The NHS’s 70th anniversary has been a brilliant opportunity to reflect on the achievements of the National Health Service, and also to look ahead at the challenges it faces in the future and what we need to do to address them.
To mark this milestone, NHS Providers, along with the Royal College of Physicians, NHS Clinical Commissioners, National Voices and Ipsos MORI brought together leading health and care experts and commentators to debate how the NHS can survive and thrive for another 70 years.
Simon Keen, senior media and communications officer at NHS Providers, shares ten reflections on the top talking points from the second debate held in Liverpool:
- Despite these challenging times support for the NHS and its basic principles remain high. Ipsos MORI found that 84% of the public would be willing to pay more tax towards the health service if it led to improved performance. So as welcome as the five-year funding settlement is, the public will expect to see improvement as a result of any tax increase used to fund it. Polling commissioned for this debate series also showed that concern about mental health services had doubled within the last year. This is good news and a testament to the work to improve parity between mental and physical health. However there is still much to do.

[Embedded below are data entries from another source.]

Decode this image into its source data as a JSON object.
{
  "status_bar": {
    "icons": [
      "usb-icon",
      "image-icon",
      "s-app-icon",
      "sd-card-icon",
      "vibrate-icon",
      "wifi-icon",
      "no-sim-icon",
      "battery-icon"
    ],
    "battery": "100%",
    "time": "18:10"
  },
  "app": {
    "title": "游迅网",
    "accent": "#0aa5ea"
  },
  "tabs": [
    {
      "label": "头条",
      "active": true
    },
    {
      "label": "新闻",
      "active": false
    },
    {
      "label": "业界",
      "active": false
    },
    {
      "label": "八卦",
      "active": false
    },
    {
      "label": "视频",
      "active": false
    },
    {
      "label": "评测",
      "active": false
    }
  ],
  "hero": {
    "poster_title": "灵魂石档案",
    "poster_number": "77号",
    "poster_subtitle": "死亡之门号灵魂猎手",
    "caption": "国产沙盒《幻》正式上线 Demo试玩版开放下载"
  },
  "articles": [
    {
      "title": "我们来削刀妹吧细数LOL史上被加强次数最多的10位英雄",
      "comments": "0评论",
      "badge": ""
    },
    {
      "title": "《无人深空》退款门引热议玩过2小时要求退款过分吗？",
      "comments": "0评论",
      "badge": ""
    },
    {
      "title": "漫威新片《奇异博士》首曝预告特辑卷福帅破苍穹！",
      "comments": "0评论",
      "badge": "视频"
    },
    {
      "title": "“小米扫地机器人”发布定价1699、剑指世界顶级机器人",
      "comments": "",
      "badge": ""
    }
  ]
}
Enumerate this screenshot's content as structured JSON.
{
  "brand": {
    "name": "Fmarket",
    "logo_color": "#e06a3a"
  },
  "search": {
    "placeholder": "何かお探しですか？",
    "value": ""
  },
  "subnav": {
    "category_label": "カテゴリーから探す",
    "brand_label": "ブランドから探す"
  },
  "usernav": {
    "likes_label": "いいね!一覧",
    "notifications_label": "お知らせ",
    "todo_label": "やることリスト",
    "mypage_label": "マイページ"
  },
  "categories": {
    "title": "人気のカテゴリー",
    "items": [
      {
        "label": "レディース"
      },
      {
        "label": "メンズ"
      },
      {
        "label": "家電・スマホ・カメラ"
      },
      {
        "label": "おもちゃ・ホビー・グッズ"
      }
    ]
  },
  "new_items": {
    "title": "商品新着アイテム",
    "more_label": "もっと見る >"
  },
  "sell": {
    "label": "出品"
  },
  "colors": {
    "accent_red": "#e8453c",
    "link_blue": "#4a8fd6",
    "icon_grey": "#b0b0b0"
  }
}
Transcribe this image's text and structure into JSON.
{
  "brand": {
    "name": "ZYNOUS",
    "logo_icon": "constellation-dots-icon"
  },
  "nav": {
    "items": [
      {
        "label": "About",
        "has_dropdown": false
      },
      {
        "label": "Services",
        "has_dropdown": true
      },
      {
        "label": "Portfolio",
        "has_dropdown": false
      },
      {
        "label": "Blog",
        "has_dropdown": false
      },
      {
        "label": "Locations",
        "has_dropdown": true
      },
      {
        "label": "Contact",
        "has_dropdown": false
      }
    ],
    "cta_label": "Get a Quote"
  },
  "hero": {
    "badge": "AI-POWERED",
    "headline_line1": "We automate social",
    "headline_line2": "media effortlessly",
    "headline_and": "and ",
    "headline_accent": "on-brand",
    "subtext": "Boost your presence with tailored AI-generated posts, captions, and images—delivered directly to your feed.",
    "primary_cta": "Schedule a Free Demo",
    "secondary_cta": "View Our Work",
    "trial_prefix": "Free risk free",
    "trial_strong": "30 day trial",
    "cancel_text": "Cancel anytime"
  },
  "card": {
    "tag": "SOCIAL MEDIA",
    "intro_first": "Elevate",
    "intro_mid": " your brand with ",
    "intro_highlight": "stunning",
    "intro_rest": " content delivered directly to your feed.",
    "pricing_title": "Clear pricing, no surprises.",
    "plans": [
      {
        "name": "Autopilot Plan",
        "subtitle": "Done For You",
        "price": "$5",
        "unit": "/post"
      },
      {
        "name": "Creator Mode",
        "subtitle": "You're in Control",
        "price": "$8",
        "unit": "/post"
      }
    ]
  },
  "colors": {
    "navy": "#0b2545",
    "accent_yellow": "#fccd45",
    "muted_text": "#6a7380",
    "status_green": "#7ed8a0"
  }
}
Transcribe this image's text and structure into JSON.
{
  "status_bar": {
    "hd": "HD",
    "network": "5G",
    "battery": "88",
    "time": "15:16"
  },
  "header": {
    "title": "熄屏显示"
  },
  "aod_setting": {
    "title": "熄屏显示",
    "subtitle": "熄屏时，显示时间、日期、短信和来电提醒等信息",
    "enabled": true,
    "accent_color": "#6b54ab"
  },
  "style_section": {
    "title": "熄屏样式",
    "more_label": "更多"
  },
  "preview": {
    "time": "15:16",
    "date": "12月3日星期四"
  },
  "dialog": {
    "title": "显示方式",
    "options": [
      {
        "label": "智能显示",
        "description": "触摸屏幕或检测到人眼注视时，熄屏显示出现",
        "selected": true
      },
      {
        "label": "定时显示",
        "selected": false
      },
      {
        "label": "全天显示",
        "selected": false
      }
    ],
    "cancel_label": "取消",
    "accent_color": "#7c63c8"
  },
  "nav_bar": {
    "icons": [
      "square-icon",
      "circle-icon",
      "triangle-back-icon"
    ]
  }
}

- An audience member made the stark point that the NHS would not survive another 70 years unless we address the social care question now. How we should pay for our care as we get older is a political hot potato – but, with our ageing population it needs to be addressed. Without a commitment to fund social care we risk devaluing every pound invested in the NHS. Alex Fox, our panellist from Shared Lives, suggested the new funding could offer breathing space to reframe this relationship.
- Alongside the funding settlement, the government has committed to protecting prevention and other key budgets. But we should be looking at prevention as an investment which could offer some ‘quick wins’. As a starting point, we need to tackle inequalities around access to the prevention services for minority groups. This is something we must urgently tackle regardless of resources.
- To address both social care and prevention, we have to recognise the vital role that the voluntary and community sector plays. We need to change our approach to this sector in order to meet the needs of patients and communities in the future. The current approach is leading to unviable short contracts. Our panel argued that we should see these sectors as ‘design partners’ in service delivery.
- Despite this, we know that tough decisions will need to be made about the priorities for the additional funding. Just filling the gaps and recovering performance against key targets will eat away at much of, if not most of, the additional funding. Anita Charlesworth, our panellist from The Health Foundation, warned that there is a risk that the money will be spent in the system as it always has been without the public seeing tangible results. Health and care leaders and the front line must play a central role in helping to shape the ten-year plan and address the priorities that will improve the way people access services and the care they receive. These conversations must be honest and open with the public. As Ben Page, of Ipsos MORI, said - someone will have to make these tough “choices about the NHS, and those decisions won’t please everyone”.
- Alongside the ten year plan, we are expecting the government to publish a comprehensive workforce strategy. The challenge of recruiting and maintaining the right workforce with the right skills mix is now bigger the number one issue facing the NHS. An ageing workforce, the stress of increasing and complex demands, bullying, inflexible working patterns and a lack of diversity in leadership are all contributing to the problem. A comprehensive workforce plan needs to plan for and invest in the future workforce and ensure the NHS is seen as a great place to work. Estephanie Dunn, our panellist from Royal College of Nursing, warned that to do this we need to “move away from a one size fits all approach” to workforce planning.
- But where will the staff we need for the future come from? Recruitment of doctors, nurses and carers from overseas will remain a key part of the staffing mix but we need to invest in the domestic supply as well. Changing the culture of the NHS is an important step in addressing retention for overseas staff but also making nursing or a career in health and care an attractive choice for young people.
- What will the services of the future look like? How will they be accessed? To answer these questions, patients should be at the heart of service design. We need to move beyond consultation and towards genuine co-production with the public and service users argued Alex Fox. The public, when fully engaged, is more likely to support and understand the need for change. The current approach is too limited and does not involve people in the discussions at an early stage where they make can make a real impact. The services of the future must be built in a more humanising way.
- Technology will play an increasingly crucial role in the delivery of health and care services of the future. It was a timely discussion with the recent appointment of a new health and social care secretary keen to move technology in the NHS further up the agenda. The role of technology in improving efficiency and enabling the integration of health and care services is likely to be a key component of the ten-year plan. It was noted by our panel that although technology has much potential, it should not replace people and cannot replace caring relationships. The key is working together.
- Finally, the second debate was held in the fantastic city of Liverpool. It was great to host the event outside of London and welcome a broad range of views and challenges that the audience and our panel brought the debate. We were pleased to bring together a diverse audience of professionals and leaders working in the health and care sector and contribute to the wider national debate about the future of the NHS as it celebrate its 70th anniversary.
Couldn't make the debate? You can watch the event in full below.
Read our exclusive polling results commissioned for the NHS at 70 debate series.